What do Google and Montessori have in common? Larry Page and Sergey Brin, founders of the multi-billion online search engine Google are Montessori graduates! On a Barbara Walters ABC-TV special, "The 10 Most Fascinating People Of 2004", Larry Page and Sergey Brin credited their years as Montessori students as a major factor behind their success.
When Barbara asked Larry and Sergey if the fact that their parents were college professors was a factor behind their success, they said no, that it was their going to Montessori school where they learned to be self-directed and self-starters. They said that Montessori allowed them to learn to think for themselves and gave them freedom to pursue their own interests.
Did you know a lot of other famous people went to a Montessori school? People like Jeff Bezos, founder of Amazon.com; Prince William and Prince Harry of the British Royal Family; Peter Drucker, executive management guru; Jackie Kennedy Onassis, former first lady of the USA; Katherine Graham, owner/editor of the Washington Post; Julia Child, famous chef, star of many TV cooking shows and author of numerous cookbooks; Anne Frank, famous diarist from World War II; Gabriel Garcia Marquez, Nobel Prize winner for Literature; and many others.

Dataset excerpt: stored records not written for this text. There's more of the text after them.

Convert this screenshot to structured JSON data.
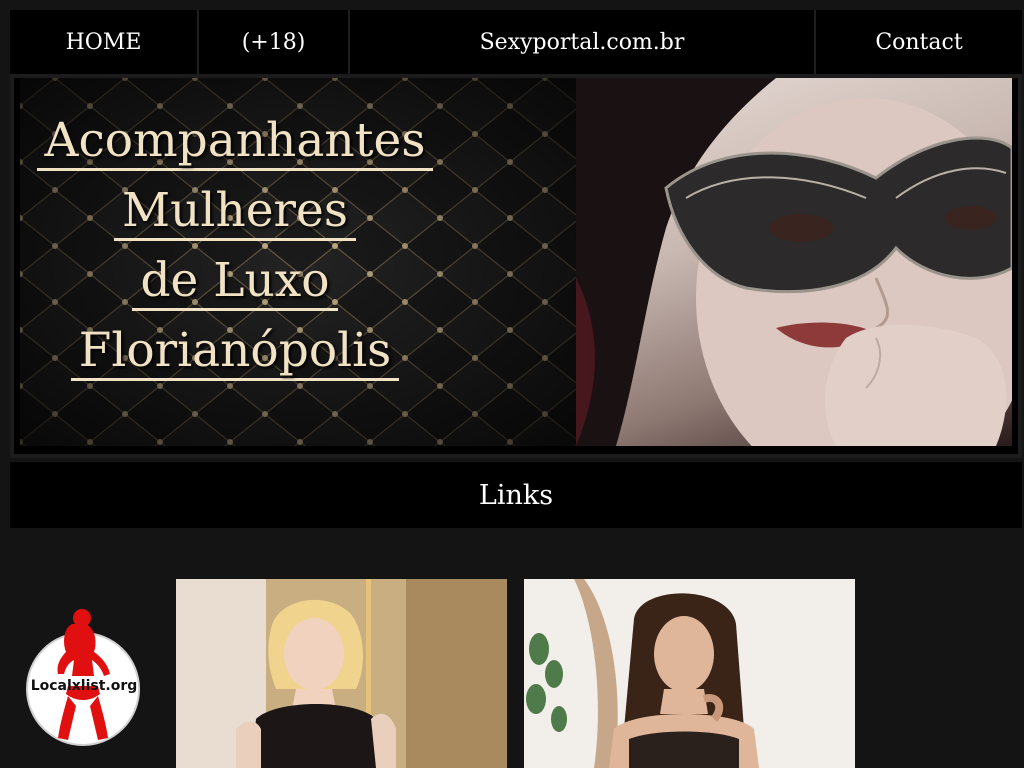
{
  "nav": {
    "home": "HOME",
    "adult": "(+18)",
    "site": "Sexyportal.com.br",
    "contact": "Contact"
  },
  "banner": {
    "lines": [
      "Acompanhantes",
      "Mulheres",
      "de Luxo",
      "Florianópolis"
    ],
    "image": "masked-woman-photo"
  },
  "links_header": "Links",
  "badge": {
    "label": "Localxlist.org",
    "icon": "woman-silhouette-icon"
  },
  "cards": [
    {
      "image": "blonde-woman-photo"
    },
    {
      "image": "brunette-woman-photo"
    }
  ],
  "colors": {
    "background": "#141414",
    "bar": "#000000",
    "banner_text": "#f1e2c4",
    "badge_red": "#e01010"
  }
}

The Montessori classroom is designed to promote self-discipline, independence and responsibility. Academically, children develop a foundation in language and math skills, physical and cultural geography, botany, physical science, history, music and art. They also learn practical life skills such as cooking, carpentry, sewing and cleaning. With the Montessori Method, a child receives a broad academic education in a carefully planned, stimulating community and environment. The goal is to prepare children for a lifetime of creative thinking and learning.
In traditional classrooms, students are seated in rows of chairs facing a blackboard. This arrangement is centered on the notion that the teacher is the ultimate source of knowledge that must be transmitted to the student. In the Montessori classroom, the teacher is positioned as a guide to discovery of knowledge. Montessori teachers are called Directresses or Directors and are certified after hundreds of hours of specialized training (elementary Montessori teachers are also BC-certified Teachers). The carefully prepared environment and method provide discipline and the Montessori teacher provides guidance. Dr. Maria Montessori said, "The greatest sign of success for a teacher is to be able to say, the children are now working as if I do not exist."
Also, because of the multi-age group in a Montessori classroom, peer tutoring becomes a vital part of the environment, unlike traditional classrooms. The older children provide leadership, guidance, and act as models for the younger children. The older children also benefit by helping younger children, reinforcing previous skills, and knowledge and benefiting from the satisfaction of helping others. The mix of ages also provides opportunities for a variety of safe, lasting, and meaningful friendships. In addition, they learn social responsibility.
Parents of young children in today’s world want to feel safe and secure in leaving their children in an environment that provides for all of their academic, social and emotional needs. A Montessori environment not only meets all of the above needs, but it also teaches children an "I can do it" attitude that will ensure their future success in all aspects of their life. It is no wonder that a lot of famous people got their start as Montessori students.
Katharine Chernyak is the Communications Coordinator and Member of the Board of Directors at Four Seasons Montessori, a progressive Montessori school offering Preschool and Elementary programs. Have questions? You can reach the school at 250-758-8979.
This entry was posted on Saturday, May 13th, 2006 at 10:19 am and is filed under MINDFUL LIVING. You can follow any responses to this entry through the RSS 2.0 feed. You can leave a response, or trackback from your own site.